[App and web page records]
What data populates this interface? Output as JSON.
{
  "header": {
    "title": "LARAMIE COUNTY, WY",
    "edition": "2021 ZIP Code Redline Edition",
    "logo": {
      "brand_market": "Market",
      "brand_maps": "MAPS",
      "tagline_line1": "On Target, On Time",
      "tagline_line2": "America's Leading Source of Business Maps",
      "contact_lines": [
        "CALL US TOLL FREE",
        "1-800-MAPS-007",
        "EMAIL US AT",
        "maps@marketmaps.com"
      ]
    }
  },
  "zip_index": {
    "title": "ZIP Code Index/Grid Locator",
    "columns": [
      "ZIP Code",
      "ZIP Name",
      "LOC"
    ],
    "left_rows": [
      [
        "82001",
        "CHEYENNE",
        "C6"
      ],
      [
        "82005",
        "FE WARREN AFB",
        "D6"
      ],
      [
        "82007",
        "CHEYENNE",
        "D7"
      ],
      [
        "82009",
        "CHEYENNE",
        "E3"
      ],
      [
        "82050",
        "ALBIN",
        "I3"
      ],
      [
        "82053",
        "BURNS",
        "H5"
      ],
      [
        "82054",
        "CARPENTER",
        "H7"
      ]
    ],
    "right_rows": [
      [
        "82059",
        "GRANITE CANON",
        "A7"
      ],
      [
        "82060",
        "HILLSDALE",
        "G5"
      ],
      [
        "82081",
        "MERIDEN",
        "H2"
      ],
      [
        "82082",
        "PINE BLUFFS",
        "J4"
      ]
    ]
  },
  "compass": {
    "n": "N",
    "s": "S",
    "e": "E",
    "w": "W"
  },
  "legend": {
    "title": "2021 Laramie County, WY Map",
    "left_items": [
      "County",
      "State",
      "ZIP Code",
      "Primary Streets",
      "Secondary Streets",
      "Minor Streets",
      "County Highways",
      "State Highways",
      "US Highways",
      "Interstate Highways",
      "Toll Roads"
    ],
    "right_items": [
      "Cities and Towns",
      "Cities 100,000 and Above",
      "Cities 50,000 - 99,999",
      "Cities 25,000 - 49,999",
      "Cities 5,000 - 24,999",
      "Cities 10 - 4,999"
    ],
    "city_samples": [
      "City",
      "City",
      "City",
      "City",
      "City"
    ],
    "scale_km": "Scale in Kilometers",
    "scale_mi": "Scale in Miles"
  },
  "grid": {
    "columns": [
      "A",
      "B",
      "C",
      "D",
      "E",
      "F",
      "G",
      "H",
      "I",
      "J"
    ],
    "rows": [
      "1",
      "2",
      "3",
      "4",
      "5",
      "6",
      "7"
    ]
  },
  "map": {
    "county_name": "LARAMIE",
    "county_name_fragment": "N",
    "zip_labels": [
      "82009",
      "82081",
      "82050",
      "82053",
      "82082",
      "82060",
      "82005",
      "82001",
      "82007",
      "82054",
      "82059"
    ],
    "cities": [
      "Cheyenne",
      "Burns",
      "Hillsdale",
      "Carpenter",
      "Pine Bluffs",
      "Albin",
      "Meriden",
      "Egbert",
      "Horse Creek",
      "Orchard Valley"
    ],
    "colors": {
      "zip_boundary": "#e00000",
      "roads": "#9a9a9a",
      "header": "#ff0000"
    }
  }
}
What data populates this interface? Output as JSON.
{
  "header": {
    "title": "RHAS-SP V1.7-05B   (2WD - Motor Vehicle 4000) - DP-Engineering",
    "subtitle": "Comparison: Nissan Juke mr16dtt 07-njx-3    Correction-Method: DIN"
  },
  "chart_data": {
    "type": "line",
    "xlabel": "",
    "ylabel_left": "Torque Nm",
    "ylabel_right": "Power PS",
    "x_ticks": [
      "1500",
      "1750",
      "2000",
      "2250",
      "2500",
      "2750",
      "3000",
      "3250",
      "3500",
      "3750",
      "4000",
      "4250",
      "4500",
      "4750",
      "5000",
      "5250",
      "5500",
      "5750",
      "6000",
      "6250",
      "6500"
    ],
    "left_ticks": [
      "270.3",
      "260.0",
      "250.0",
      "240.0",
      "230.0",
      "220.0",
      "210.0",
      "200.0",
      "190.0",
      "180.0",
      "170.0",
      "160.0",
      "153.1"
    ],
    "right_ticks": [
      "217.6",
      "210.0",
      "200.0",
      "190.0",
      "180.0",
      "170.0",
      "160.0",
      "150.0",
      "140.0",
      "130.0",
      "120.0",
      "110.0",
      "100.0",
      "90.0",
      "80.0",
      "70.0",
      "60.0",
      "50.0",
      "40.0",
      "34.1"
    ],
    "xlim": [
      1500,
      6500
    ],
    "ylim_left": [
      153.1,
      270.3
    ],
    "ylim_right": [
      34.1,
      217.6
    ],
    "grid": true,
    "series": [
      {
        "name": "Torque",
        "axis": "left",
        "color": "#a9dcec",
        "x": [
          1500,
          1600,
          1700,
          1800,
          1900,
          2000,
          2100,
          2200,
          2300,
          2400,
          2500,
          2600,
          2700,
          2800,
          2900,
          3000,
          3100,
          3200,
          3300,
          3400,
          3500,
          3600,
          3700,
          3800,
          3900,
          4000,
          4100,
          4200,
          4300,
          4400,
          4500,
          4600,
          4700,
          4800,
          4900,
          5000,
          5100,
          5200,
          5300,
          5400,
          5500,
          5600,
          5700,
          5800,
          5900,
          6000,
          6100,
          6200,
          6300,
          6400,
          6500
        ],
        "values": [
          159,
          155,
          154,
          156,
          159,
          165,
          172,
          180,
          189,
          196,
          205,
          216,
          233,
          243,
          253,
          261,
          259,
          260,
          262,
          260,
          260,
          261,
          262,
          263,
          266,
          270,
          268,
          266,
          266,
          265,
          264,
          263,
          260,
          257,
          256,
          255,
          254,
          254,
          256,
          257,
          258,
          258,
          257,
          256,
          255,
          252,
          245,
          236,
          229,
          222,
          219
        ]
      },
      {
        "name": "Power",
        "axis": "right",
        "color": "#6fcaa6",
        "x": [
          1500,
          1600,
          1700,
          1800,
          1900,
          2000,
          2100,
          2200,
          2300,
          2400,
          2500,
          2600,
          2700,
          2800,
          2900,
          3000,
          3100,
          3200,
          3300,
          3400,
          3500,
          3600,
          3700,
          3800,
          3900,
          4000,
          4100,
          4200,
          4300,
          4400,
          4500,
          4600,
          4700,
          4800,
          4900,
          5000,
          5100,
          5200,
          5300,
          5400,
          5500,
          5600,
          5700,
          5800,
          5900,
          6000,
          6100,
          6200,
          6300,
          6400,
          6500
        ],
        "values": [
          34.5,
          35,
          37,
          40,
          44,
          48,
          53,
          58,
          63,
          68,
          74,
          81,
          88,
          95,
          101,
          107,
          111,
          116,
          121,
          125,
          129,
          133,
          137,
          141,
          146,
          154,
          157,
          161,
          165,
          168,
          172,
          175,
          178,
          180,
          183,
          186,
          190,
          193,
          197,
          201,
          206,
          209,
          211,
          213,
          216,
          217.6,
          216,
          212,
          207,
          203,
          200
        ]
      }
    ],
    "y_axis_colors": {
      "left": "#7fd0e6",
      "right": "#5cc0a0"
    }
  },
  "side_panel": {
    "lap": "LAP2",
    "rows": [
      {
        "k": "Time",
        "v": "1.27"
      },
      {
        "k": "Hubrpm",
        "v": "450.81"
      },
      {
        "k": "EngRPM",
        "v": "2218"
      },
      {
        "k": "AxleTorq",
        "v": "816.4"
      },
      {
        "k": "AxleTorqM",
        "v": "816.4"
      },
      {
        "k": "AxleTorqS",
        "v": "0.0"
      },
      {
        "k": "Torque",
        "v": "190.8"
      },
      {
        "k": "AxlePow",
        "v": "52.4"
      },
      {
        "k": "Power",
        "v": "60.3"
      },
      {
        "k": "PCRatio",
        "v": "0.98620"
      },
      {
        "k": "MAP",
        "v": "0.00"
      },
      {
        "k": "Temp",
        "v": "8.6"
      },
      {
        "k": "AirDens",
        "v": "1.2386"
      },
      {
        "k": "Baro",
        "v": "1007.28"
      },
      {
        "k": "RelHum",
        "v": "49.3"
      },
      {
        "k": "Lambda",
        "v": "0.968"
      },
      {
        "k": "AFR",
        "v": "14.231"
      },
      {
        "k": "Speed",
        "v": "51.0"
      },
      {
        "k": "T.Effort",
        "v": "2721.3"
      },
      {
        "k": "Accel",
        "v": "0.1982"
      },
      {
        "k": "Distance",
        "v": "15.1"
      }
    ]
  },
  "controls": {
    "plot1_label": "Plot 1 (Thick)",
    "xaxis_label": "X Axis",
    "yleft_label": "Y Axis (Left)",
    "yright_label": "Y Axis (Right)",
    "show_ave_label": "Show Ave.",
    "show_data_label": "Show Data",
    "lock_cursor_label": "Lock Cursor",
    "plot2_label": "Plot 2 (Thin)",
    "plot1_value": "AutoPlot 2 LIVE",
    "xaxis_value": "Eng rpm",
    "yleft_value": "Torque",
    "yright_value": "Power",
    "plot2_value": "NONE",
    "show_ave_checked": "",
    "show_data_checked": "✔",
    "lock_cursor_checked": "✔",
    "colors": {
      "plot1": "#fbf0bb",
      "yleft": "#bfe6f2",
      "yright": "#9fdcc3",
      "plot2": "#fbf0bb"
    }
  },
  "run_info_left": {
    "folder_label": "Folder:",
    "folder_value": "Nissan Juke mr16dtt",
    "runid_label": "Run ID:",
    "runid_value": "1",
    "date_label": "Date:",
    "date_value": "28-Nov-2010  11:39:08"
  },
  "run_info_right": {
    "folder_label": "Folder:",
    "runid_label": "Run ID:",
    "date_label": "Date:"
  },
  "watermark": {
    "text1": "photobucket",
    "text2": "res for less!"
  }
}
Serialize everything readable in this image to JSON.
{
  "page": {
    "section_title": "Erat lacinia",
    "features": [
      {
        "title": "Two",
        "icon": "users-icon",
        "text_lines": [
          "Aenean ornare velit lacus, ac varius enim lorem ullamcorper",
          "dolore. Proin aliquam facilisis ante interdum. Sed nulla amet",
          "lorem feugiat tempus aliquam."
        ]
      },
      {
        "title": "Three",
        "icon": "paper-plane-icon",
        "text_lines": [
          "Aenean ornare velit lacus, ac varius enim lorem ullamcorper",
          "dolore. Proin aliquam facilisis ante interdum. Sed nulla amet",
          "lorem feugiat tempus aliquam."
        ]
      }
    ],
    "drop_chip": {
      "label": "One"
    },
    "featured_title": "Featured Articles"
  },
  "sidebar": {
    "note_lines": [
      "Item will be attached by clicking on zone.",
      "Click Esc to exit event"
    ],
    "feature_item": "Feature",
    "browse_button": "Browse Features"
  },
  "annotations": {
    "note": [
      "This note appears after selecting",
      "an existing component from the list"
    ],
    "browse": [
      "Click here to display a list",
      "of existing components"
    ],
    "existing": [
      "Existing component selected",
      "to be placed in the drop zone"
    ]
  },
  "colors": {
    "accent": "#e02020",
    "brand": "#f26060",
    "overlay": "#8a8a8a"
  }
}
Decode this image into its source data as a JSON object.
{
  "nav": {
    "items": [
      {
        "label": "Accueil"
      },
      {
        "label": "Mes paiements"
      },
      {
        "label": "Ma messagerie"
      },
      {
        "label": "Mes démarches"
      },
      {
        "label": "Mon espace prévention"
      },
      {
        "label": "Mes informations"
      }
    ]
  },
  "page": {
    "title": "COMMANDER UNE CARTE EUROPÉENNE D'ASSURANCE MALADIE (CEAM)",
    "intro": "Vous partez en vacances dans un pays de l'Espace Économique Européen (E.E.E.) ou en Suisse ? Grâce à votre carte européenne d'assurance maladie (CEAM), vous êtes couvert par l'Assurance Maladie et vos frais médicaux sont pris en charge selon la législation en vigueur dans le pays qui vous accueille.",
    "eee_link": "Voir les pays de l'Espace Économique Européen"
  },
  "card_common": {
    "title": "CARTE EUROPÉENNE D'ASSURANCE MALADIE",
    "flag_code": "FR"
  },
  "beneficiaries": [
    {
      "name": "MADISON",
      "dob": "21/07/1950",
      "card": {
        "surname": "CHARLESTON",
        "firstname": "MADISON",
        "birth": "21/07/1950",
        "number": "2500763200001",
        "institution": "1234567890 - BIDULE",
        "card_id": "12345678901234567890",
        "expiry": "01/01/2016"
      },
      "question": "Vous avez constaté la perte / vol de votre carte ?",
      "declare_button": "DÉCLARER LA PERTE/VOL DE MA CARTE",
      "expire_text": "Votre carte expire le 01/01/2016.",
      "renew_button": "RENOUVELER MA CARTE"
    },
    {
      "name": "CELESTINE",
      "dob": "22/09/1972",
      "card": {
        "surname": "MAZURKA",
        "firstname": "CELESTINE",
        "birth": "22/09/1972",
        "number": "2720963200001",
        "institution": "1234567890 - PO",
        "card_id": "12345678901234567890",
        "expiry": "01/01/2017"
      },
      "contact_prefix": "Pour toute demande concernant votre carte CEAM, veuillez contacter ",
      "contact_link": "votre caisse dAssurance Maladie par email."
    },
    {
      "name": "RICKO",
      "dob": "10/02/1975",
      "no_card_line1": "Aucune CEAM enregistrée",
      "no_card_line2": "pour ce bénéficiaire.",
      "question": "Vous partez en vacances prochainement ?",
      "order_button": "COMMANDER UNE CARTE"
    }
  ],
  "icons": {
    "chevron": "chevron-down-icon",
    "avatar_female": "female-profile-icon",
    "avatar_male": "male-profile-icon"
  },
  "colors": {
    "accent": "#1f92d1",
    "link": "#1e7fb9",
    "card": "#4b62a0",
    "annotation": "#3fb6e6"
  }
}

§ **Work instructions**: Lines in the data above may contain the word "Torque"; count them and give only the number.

§ **Result below**: 4